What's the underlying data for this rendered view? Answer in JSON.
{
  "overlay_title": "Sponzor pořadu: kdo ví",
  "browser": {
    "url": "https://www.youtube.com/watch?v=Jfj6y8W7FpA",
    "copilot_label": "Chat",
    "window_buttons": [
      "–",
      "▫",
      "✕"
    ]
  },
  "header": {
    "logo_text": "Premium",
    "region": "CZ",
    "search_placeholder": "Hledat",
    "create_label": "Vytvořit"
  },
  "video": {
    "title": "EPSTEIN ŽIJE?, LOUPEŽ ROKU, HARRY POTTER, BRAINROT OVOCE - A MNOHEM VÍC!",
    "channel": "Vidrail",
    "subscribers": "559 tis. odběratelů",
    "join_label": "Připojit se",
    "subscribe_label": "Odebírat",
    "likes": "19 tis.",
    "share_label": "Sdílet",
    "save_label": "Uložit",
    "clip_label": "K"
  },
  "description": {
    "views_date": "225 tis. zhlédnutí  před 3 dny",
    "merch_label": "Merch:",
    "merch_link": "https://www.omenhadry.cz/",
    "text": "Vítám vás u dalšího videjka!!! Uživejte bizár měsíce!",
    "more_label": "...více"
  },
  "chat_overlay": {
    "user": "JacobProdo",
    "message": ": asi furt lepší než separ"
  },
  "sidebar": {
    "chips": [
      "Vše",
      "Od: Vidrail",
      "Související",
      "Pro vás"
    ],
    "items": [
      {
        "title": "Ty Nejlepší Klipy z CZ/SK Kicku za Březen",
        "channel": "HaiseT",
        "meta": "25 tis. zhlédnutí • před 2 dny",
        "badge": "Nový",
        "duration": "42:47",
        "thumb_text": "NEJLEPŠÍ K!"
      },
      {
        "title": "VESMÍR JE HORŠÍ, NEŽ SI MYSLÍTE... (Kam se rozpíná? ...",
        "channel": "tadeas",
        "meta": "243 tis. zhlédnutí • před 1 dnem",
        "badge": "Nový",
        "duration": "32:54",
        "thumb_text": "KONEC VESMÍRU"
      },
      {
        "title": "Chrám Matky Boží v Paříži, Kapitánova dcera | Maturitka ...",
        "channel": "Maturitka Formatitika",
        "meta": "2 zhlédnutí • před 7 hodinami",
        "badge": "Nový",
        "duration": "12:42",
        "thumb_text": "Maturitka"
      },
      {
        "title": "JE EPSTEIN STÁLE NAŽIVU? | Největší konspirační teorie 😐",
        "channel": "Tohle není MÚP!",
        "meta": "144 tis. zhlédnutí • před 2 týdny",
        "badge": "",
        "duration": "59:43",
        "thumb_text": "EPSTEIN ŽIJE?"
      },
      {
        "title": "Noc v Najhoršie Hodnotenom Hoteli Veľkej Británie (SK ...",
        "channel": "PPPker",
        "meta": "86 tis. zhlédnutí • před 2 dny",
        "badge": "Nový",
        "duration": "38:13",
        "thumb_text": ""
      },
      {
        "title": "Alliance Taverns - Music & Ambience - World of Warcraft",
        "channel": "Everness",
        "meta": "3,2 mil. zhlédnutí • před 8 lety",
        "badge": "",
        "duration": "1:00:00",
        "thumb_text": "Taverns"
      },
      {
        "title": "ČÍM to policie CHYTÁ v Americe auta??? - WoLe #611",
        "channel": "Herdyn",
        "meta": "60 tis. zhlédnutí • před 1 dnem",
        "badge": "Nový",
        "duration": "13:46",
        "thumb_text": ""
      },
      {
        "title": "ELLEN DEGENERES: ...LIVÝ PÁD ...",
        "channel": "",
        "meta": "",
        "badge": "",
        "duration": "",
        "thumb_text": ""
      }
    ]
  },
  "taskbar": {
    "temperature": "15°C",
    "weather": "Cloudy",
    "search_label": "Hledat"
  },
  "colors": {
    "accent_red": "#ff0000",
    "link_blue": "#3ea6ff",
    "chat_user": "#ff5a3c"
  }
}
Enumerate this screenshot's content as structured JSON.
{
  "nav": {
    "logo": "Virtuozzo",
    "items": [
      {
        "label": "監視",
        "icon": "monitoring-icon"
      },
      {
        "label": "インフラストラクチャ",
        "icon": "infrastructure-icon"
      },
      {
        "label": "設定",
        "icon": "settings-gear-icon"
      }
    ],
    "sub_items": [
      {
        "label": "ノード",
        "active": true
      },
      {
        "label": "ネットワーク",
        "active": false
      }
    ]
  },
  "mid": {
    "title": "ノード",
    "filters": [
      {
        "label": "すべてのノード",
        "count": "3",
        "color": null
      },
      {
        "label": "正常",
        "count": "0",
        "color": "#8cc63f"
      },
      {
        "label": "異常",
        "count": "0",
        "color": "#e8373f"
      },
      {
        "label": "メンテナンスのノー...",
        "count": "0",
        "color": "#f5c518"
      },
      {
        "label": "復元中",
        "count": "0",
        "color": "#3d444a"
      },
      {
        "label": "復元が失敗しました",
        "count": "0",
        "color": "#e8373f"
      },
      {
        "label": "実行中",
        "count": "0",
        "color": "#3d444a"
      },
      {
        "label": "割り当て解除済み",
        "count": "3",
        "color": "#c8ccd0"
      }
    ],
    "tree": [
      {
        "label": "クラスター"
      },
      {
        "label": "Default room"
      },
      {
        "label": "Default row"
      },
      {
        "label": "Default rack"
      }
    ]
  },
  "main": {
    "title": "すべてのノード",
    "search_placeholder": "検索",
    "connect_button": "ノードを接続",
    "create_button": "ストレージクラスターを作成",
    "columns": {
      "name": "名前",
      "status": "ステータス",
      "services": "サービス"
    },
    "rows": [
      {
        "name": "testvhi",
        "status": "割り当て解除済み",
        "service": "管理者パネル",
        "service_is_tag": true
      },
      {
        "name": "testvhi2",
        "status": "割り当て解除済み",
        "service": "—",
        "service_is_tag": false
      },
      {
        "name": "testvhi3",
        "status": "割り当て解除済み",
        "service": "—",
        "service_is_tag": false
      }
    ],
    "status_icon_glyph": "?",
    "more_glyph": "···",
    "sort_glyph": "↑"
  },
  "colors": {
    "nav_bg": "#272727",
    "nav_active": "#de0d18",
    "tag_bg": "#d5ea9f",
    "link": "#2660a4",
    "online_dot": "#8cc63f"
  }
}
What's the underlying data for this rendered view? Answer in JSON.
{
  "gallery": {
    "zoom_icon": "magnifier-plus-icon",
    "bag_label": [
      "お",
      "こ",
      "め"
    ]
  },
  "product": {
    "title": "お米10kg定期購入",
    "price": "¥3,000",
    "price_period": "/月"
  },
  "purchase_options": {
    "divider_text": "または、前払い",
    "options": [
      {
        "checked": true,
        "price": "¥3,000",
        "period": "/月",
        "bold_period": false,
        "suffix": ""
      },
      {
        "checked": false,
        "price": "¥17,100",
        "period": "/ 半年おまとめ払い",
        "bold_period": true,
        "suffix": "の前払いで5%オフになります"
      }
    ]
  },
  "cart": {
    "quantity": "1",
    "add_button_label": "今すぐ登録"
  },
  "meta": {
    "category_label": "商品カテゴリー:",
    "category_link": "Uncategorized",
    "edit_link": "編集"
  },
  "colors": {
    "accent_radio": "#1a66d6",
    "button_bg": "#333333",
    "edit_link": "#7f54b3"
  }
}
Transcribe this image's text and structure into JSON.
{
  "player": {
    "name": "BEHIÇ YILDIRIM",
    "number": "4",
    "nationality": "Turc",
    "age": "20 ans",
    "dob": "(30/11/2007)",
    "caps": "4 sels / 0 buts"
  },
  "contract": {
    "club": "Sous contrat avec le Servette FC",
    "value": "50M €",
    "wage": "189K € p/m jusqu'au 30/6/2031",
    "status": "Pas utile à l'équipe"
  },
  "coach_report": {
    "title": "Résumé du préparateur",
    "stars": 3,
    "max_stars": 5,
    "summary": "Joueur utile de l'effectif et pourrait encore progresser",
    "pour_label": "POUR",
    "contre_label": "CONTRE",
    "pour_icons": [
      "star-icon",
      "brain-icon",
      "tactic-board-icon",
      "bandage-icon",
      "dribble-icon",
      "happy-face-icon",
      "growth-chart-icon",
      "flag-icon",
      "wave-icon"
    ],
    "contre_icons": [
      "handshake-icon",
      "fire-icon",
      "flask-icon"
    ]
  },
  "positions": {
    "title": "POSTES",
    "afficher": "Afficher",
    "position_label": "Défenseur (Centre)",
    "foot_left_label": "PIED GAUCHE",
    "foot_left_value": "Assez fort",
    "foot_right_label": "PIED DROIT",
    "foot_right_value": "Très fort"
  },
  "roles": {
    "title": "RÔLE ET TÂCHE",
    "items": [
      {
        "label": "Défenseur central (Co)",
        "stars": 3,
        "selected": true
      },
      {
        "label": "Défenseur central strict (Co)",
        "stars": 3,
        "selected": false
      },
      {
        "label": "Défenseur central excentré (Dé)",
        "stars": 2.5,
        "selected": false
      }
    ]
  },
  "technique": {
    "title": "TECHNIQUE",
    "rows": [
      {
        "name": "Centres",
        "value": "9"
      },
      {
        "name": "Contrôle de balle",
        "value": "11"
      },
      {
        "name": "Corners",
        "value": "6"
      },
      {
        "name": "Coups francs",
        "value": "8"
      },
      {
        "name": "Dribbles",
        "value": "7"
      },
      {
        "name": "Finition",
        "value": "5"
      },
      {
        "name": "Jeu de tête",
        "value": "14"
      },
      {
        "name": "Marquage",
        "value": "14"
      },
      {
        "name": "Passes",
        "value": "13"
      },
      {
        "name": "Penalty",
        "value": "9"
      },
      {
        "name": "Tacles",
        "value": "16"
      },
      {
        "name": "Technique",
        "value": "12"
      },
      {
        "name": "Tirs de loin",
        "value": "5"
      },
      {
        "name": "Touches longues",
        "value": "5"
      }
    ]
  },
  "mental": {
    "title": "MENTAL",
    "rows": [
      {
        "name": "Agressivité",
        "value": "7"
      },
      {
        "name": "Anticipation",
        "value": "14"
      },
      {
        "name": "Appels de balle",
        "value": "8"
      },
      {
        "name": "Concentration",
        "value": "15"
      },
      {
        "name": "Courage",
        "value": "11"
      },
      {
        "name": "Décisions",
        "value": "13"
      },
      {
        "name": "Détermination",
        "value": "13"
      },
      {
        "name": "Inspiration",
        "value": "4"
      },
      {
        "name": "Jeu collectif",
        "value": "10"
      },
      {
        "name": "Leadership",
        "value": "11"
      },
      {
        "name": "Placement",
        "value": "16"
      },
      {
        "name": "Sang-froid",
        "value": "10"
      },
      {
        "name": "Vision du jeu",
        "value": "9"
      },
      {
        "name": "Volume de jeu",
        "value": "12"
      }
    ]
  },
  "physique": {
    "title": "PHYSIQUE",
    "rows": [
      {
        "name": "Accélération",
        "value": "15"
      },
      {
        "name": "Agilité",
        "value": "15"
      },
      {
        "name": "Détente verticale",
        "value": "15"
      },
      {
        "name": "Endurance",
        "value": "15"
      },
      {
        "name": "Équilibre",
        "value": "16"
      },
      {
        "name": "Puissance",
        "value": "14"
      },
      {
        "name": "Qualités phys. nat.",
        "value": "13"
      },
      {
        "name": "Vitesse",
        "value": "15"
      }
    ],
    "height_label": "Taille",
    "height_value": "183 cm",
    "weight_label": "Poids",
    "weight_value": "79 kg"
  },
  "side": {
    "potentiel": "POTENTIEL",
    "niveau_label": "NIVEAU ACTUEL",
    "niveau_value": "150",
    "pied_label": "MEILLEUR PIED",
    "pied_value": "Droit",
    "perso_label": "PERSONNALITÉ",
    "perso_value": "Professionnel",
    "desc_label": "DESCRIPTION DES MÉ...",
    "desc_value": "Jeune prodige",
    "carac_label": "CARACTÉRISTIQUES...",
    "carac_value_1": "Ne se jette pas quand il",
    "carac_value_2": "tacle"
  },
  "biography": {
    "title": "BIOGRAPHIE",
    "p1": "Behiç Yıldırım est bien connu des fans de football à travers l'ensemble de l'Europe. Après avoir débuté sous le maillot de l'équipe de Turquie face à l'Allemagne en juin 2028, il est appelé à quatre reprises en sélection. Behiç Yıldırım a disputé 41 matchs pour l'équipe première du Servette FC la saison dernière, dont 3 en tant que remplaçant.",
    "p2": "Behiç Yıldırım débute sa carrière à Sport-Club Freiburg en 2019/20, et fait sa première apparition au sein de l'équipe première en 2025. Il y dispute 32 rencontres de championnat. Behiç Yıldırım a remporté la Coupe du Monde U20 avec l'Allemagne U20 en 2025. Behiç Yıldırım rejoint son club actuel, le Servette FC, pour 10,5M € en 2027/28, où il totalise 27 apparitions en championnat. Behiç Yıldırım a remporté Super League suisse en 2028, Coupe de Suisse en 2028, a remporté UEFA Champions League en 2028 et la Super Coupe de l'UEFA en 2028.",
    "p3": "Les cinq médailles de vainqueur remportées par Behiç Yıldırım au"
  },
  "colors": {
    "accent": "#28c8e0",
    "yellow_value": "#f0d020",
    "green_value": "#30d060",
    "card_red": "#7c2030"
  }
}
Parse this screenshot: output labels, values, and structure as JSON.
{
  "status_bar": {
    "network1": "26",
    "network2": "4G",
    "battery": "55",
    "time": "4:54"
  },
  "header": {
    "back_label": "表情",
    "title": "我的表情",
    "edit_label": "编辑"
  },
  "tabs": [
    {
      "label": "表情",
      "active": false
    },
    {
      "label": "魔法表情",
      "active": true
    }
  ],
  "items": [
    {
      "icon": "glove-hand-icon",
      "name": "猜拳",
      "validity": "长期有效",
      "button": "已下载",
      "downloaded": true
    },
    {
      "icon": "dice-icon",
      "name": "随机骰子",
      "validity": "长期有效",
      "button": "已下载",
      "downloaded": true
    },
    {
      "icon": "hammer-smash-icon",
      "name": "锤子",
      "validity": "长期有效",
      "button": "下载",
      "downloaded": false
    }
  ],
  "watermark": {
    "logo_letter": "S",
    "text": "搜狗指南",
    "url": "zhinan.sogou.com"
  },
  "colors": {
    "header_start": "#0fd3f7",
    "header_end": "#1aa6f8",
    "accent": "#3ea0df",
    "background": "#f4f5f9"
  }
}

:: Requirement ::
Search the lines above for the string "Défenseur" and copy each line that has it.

:: Reply to the exercise ::
    "position_label": "Défenseur (Centre)",
        "label": "Défenseur central (Co)",
        "label": "Défenseur central strict (Co)",
        "label": "Défenseur central excentré (Dé)",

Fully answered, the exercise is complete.